Strict liability is game’s big question but having strict accountability may be the answer
Swedish FA show the way by dishing out defeats
There has to be a consequence to your fans’ behaviour on the pitch TOBIAS TIBELL
SWEDISH FA legal eagle Tobias Tibell believes the example of IFK Gothenburg is a way for Scottish football to try to crack down on the current spate of abysmal fan behaviour.
Four days ago director Max Markusson had to swallow the bitterest pill possible.
His team’s derby last Monday against GAIS was abandoned by referee Glenn Nyberg after fireworks aimed on to the pitch by IFK yobs exploded beside keeper Marko Johansson and left him with ear damage.
The punishment was brutal. Markusson and his club were forced to accept a 3-0 defeat as the match was awarded to GAIS.
It was the nightmare outcome of a derby contest yet the message was sincere when Markusson said: “It is absolutely right decision that GAIS is awarded the victory.
“We accept the board’s decision without objection as we must clarify to the persons responsible for the misconduct the negative consequences their actions bring to the club.”
It’s not strict liability in Sweden. But there’s a strict accountability.
Three years ago the Swedish FA awarded Malmo a 3-0 victory over Gothenburg after their game was abandoned when home fans threw a firework at a visiting substitute.
It was 0-0 after 77 minutes when the firecracker exploded under the feet of Malmo winger Tobias Sana who responded by hurling a corner flag at the culprits.

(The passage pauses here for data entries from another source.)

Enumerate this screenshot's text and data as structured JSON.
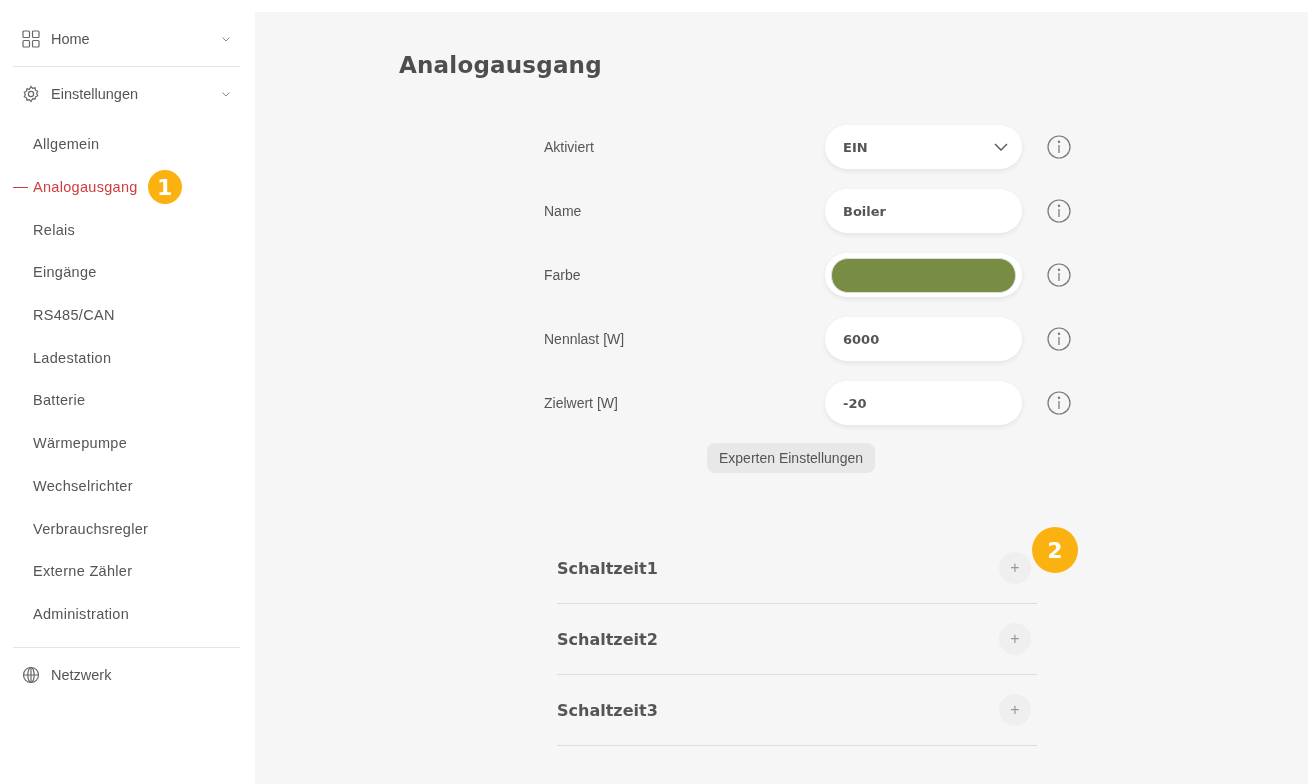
{
  "sidebar": {
    "sections": [
      {
        "label": "Home",
        "kind": "grid",
        "expandable": true
      },
      {
        "label": "Einstellungen",
        "kind": "gear",
        "expandable": true,
        "items": [
          {
            "label": "Allgemein",
            "selected": false
          },
          {
            "label": "Analogausgang",
            "selected": true,
            "badge": "1"
          },
          {
            "label": "Relais",
            "selected": false
          },
          {
            "label": "Eingänge",
            "selected": false
          },
          {
            "label": "RS485/CAN",
            "selected": false
          },
          {
            "label": "Ladestation",
            "selected": false
          },
          {
            "label": "Batterie",
            "selected": false
          },
          {
            "label": "Wärmepumpe",
            "selected": false
          },
          {
            "label": "Wechselrichter",
            "selected": false
          },
          {
            "label": "Verbrauchsregler",
            "selected": false
          },
          {
            "label": "Externe Zähler",
            "selected": false
          },
          {
            "label": "Administration",
            "selected": false
          }
        ]
      },
      {
        "label": "Netzwerk",
        "kind": "globe",
        "expandable": false
      }
    ]
  },
  "page": {
    "title": "Analogausgang"
  },
  "form": {
    "fields": [
      {
        "label": "Aktiviert",
        "kind": "select",
        "value": "EIN"
      },
      {
        "label": "Name",
        "kind": "text",
        "value": "Boiler"
      },
      {
        "label": "Farbe",
        "kind": "color",
        "color": "#788c43"
      },
      {
        "label": "Nennlast [W]",
        "kind": "text",
        "value": "6000"
      },
      {
        "label": "Zielwert [W]",
        "kind": "text",
        "value": "-20"
      }
    ],
    "expert_button": "Experten Einstellungen"
  },
  "schedules": [
    {
      "title": "Schaltzeit1",
      "toggle": "+",
      "badge": "2"
    },
    {
      "title": "Schaltzeit2",
      "toggle": "+"
    },
    {
      "title": "Schaltzeit3",
      "toggle": "+"
    }
  ]
}
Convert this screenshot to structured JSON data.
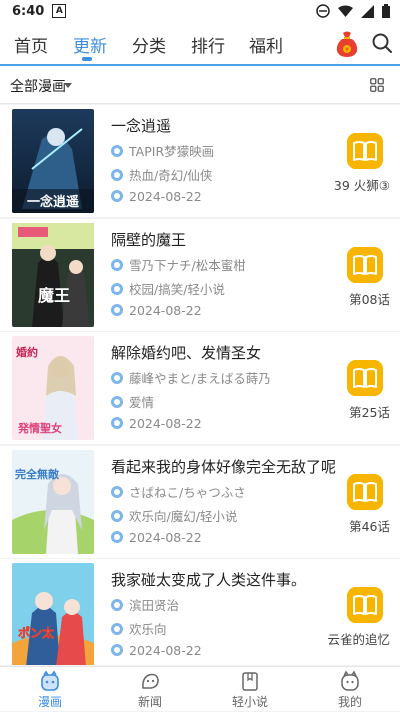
{
  "status_bar": {
    "time": "6:40",
    "notification_letter": "A"
  },
  "top_nav": {
    "tabs": [
      {
        "label": "首页"
      },
      {
        "label": "更新"
      },
      {
        "label": "分类"
      },
      {
        "label": "排行"
      },
      {
        "label": "福利"
      }
    ],
    "active_tab": "更新"
  },
  "filter": {
    "label": "全部漫画"
  },
  "comics": [
    {
      "title": "一念逍遥",
      "author": "TAPIR梦獴映画",
      "tags": "热血/奇幻/仙侠",
      "date": "2024-08-22",
      "chapter": "39 火狮③",
      "cover_text": "一念逍遥"
    },
    {
      "title": "隔壁的魔王",
      "author": "雪乃下ナチ/松本蜜柑",
      "tags": "校园/搞笑/轻小说",
      "date": "2024-08-22",
      "chapter": "第08话",
      "cover_text": "魔王"
    },
    {
      "title": "解除婚约吧、发情圣女",
      "author": "藤峰やまと/まえばる蒔乃",
      "tags": "爱情",
      "date": "2024-08-22",
      "chapter": "第25话",
      "cover_text": "発情聖女"
    },
    {
      "title": "看起来我的身体好像完全无敌了呢",
      "author": "さばねこ/ちゃつふさ",
      "tags": "欢乐向/魔幻/轻小说",
      "date": "2024-08-22",
      "chapter": "第46话",
      "cover_text": "完全無敵"
    },
    {
      "title": "我家碰太变成了人类这件事。",
      "author": "滨田贤治",
      "tags": "欢乐向",
      "date": "2024-08-22",
      "chapter": "云雀的追忆",
      "cover_text": "ポン太"
    }
  ],
  "bottom_nav": {
    "items": [
      {
        "label": "漫画"
      },
      {
        "label": "新闻"
      },
      {
        "label": "轻小说"
      },
      {
        "label": "我的"
      }
    ],
    "active": "漫画"
  },
  "colors": {
    "accent": "#3b8ee0",
    "read_button": "#f7b500",
    "meta_icon": "#7fb5ea"
  }
}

After the decision to hand the win to Malmo, Sweden’s major clubs asked for an opportunity to have a second chance when matches are abandoned. Tweaking the rules in 2017 opened an avenue for the clubs to complete their match at a later stage. But still the spectre of a potential 3-0 defeat looms. And Tibell believes the mechanisms put in place by the Swedish FA are at least sending a warning to fans their heroes will pay the price if they step badly out of line. In a worrrying time for Scottish football where hooliganism is spiralling with bottles, coins and flares launched towards players and officials and seats ripped out and fired at each other by opposing fans, listening to the experiences of others is key to helping find solutions. Tibell knows how much it would hurt Celtic or Rangers to accept a 3-0 defeat to their bitter rivals if their fans turned dark during a game. And he pointed to the IFK response as he outlined the procedures he hopes are working towards making things better across the North Sea. Tibell said: “It was a very professional decision from IFK Gothenburg. They have taken this situation very seriously and behaved in a proper manner. The referee took the players from the pitch. Then our regulations say we have a match meeting. “At that point, the match delegate is the head of that meeting. He has representatives from the police, from the two competing clubs and the officials. “They then discuss if
there is a possibility to go on with the match that day or the next day.
“Initially, the decision was taken that the match should be completed the next day at 2pm. Then GAIS changed their opinion on that because their goalkeeper was injured due to the firework going off beside his ear.
“They contacted the association and said they would not play because the injury was caused by the Gothenburg fans and the sporting integrity was not what it should be and they wouldn’t play the match.
“We had a possible walkover situation because GAIS would not have completed the match. But Gothenburg said they were not interested in winning by a walkover.
“They said they would try to find a later time to play the game. But GAIS said it would not matter what time was found, they would not be attending it.
“At that point, we handed the game to our disciplinary board. They decided that because the game was stopped because of the actions of the Gothenburg fans, it said in our regulations that GAIS must be decided to be the winning team by a scoreline of 3-0.”
Sweden want to be strong. The pyros and bottles thrown on to the pitch at Easter Road during the Hibs v Celtic match isn’t unlike what happened in Gothenburg v GAIS.
Earlier this season, when Premiership official Calum Spence’s head was split open by a coin he got a bandage put on it and carried on. Yet when linesman Daniel Warnmark was struck by a firecracker during a meeting of Syrianska and AIK Stockholm in 2011 the game was immediately abandoned.
Tibell explained that relaxing the rules slightly in the wake of the IFK/Malmo incident was to try to help clubs sort fans out themselves.
He said: “There are different ideas about how to deal with such things.
“Two years ago, there was a big discussion among the elite clubs in Sweden and they said we have to proceed with the matches if possible and decide them any way we can on the field and not in an office.
“So then we changed our regulations. We looked at the ways to try to get the matches decided on the pitch.
“But of course there are situations where you can’t proceed with the game. For example, the situation we had last Monday night in Gothenburg. Before 2016, we had some bigger incidents. We’re struggling with it to get nil every year.” But the message seems simple. Misbehave and ultimately you could lose.
Tibell added: “We want games decided on the pitch. But if the security situation does not allow that, there has to be consequences for your fans’ misbehaviour in the stands.
“Something has to happen and the match has to be decided – and these are the rules we have set up.”
SHOCKING Sana reacts after the firecracker explodes, flares in Gothenburg, right, and Willie Collum removes thrown bottle from the pitch at Easter Road, below